A large number of Pakistanis and Indians asked Dutch researcher Frank Hoogerbeets to explain why their country was hit by an earthquake on Tuesday.
Thousands of people believe he had predicted Turkey’s devastating earthquake days before it struck.
Minutes after the magnitude 6.5 quake struck large swathes of Pakistan, Afghanistan and India, Hoogerbeets wrote, on Twitter, “Today is a New Moon (lunar conjunction with the Sun), but it’s converging with a planetary conjunction, also with the Sun. I’m now waiting to be rewarded with a new context banner.”
His claims on Twitter are often challenged by additional information which Twitter attaches to his tweets in the form of a context banner.
It happens because scientifically earthquake cannot be predicted. According to scientists there are always chances of earthquake where fault lines exist.
It is not currently possible to predict exactly when and where an earthquake will occur, nor how large it will be.
However, seismologists can estimate where earthquakes may be likely to strike by calculating probabilities and forecasts.
What is an earthquake probability and how is it calculated?

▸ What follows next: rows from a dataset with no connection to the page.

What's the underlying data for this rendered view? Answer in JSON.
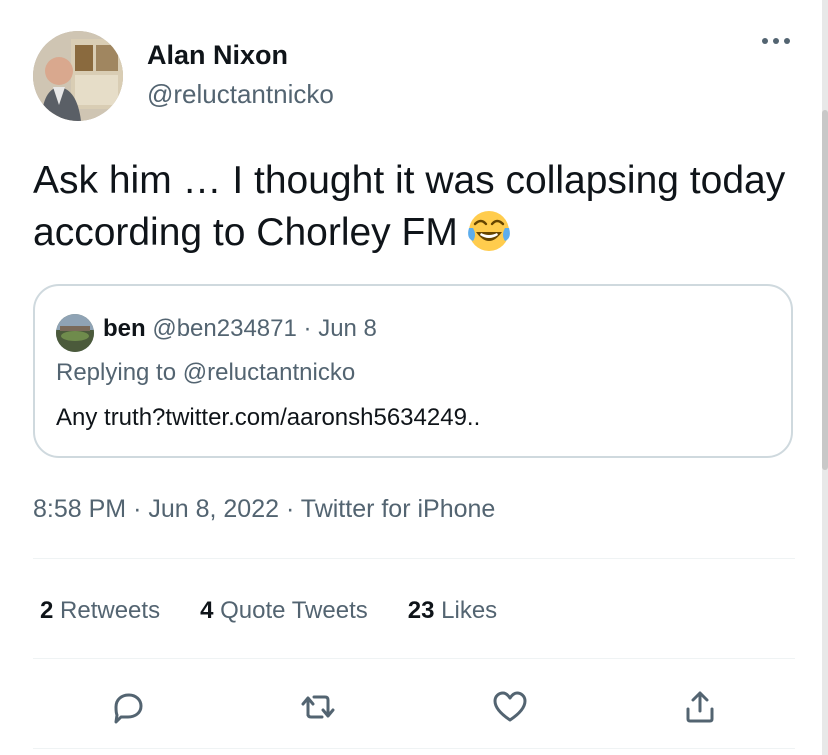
{
  "author": {
    "name": "Alan Nixon",
    "handle": "@reluctantnicko",
    "avatar_icon": "profile-photo"
  },
  "tweet": {
    "text": "Ask him … I thought it was collapsing today according to Chorley FM",
    "emoji": "face-with-tears-of-joy"
  },
  "quoted_tweet": {
    "name": "ben",
    "handle": "@ben234871",
    "date": "Jun 8",
    "reply_prefix": "Replying to ",
    "reply_handle": "@reluctantnicko",
    "text": "Any truth?twitter.com/aaronsh5634249.."
  },
  "meta": {
    "time": "8:58 PM",
    "date": "Jun 8, 2022",
    "source": "Twitter for iPhone",
    "separator": "·"
  },
  "stats": {
    "retweets_count": "2",
    "retweets_label": "Retweets",
    "quote_count": "4",
    "quote_label": "Quote Tweets",
    "likes_count": "23",
    "likes_label": "Likes"
  },
  "actions": [
    "reply-icon",
    "retweet-icon",
    "like-icon",
    "share-icon"
  ],
  "colors": {
    "text": "#0f1419",
    "secondary": "#536471",
    "border": "#cfd9de",
    "divider": "#eff3f4"
  }
}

Earthquake probabilities describe the chances of an earthquake of a certain magnitude occurring within a region over a span of years. Probabilities can be calculated based on the average rate of past seismic activity in a region. This technique is particularly useful in regions where earthquakes have been recorded by seismographs, which first came into wide use in the early 1900s. Scientists can obtain additional, though less precise, information by digging trenches to examine the geological record for earthquake ruptures that occurred in ancient history. Probabilities also can be derived mathematically. For example, seismologists estimate the number of years it could take to experience an earthquake of a certain magnitude by accounting for two processes: the buildup of strain onto faults as a result of the continual motion of tectonic plates, and the relieving of strain as a result of fault slip, which can occur as an earthquake or as slow creep along a fault line without an earthquake.
What is an earthquake forecast?
Earthquake forecasts provide information on the likelihood of earthquakes over a shorter time window of time. Forecasts are used typically to describe aftershocks, which tend to follow a pattern of decreasing frequency and magnitude over time after an earthquake.